"The term 'vampire community' (often just'VC' in Internet communications) is a broad label that generally includes anyone who identifies as a vampire. Many different and conflicting ideas of vampirism coexist with the vampire community. Although formal groups exist within the community, it is not an organization or institution. It functions more as an identity group that all vampires are ascribed to. Vampires typically speak about the vampire community in much the same way that gays speak about the gay community or African-Americans speak about the black community."

Understood in this context and with these definitions in mind my terminology was accurate in referring to real individuals, not fictional monstrous creatures, who find identity, community, and at times spiritual meaning through the vampire motif. Therefore, the media was inaccurate in perpetuating stereotypes of vampires and for drawing upon outdated understandings of alternative identity subcultures and new religions, a situation made worse by the inclusion of satanic panic elements, all of which was accurately summarized in the statement from the Atlanta Vampire Alliance reproduced in my blog post.

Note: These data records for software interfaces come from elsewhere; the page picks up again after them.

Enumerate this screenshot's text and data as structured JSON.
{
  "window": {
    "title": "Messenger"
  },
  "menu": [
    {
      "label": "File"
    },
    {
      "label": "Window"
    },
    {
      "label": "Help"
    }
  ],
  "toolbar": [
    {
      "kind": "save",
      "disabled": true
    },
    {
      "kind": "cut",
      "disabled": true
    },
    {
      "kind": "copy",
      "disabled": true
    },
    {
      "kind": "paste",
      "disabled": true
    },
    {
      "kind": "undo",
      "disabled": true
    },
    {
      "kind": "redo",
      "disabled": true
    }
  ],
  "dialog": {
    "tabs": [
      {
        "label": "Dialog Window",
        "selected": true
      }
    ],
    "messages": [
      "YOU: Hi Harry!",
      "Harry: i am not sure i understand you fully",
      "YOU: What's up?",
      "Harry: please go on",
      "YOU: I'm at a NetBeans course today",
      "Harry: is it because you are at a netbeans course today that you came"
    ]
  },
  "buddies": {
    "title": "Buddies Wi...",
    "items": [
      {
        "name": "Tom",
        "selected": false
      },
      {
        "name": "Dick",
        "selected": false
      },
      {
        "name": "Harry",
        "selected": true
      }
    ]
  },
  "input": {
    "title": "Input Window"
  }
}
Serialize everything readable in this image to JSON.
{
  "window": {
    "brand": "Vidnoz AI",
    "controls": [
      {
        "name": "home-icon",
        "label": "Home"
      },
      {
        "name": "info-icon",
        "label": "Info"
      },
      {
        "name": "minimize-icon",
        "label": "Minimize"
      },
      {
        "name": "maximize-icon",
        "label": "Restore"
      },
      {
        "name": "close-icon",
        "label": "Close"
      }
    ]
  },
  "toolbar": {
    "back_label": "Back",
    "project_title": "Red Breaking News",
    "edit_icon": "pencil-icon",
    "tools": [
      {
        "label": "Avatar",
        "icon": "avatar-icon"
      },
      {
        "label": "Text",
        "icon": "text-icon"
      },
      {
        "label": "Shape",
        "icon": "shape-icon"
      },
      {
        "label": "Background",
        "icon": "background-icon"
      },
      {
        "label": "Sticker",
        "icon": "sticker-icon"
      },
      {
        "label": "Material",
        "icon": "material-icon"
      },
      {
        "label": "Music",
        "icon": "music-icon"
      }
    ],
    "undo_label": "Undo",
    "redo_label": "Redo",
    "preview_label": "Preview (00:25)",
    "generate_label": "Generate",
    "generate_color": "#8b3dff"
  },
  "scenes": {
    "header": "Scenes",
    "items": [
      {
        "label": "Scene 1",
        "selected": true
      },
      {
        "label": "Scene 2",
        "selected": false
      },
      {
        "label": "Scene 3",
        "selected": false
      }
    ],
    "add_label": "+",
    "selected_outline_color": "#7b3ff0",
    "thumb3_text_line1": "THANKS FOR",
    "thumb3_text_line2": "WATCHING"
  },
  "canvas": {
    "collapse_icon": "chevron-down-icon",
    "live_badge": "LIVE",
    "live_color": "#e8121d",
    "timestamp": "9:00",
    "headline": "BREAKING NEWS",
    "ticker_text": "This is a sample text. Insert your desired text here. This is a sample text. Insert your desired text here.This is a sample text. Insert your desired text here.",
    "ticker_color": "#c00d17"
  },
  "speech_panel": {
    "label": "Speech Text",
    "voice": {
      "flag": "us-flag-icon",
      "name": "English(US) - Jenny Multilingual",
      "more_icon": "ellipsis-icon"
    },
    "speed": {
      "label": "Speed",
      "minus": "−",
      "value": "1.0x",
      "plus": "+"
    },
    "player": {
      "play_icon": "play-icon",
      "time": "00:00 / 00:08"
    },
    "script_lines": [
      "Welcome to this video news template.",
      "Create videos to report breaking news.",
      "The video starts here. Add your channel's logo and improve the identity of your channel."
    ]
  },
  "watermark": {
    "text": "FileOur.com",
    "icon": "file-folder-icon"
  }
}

For those interested in further resources on this specific and related topics I recommend:

Joseph Laycock, Vampires Today: The Truth About Modern Vampirism (Praeger, 2009)

Christopher Partridge, The Re-Enchantment of the West: Alternative Spiritualities, Sacralization, Popular Culture, and Occulture, Vol. 1 (T & T Clark International, 2005)

Em McAvan, The Postmodern Sacred: Popular Culture Spirituality in the Genres of Science Fiction, Fantasy, and Fantastic Horror (dissertation, Murdoch University, 2007)

Octarine Valur said...

Great comeback on that! Nice to see somebody on the outside knowing something about the VC.

One of the sites/news agencies that covered the Shelby Ellis story and which was until recently very critical of the VC is Top Secret Writers.

Despite the girl having simply run away from home to escape strict parenting, being found completely unharmed and staying with a boyfriend – and not actually having a single thing to do with the Vampyre Community at all, not one single correction or apology was made to a global community who felt offended and unfairly stigmatized by the claims of Shellby Ellis being abducted by the so-called "vampire cult”.

On Dec 16 Ryan Dube of TSW, who had written several very critical and hostile articles on the VC up to that point, participated in an open discussion with members of the VC and found something which completely changed his perceptions of our community. This is a link to his follow-up article: Ryan Dube has subsequently also interviewed Joe Laycock whom you mentioned.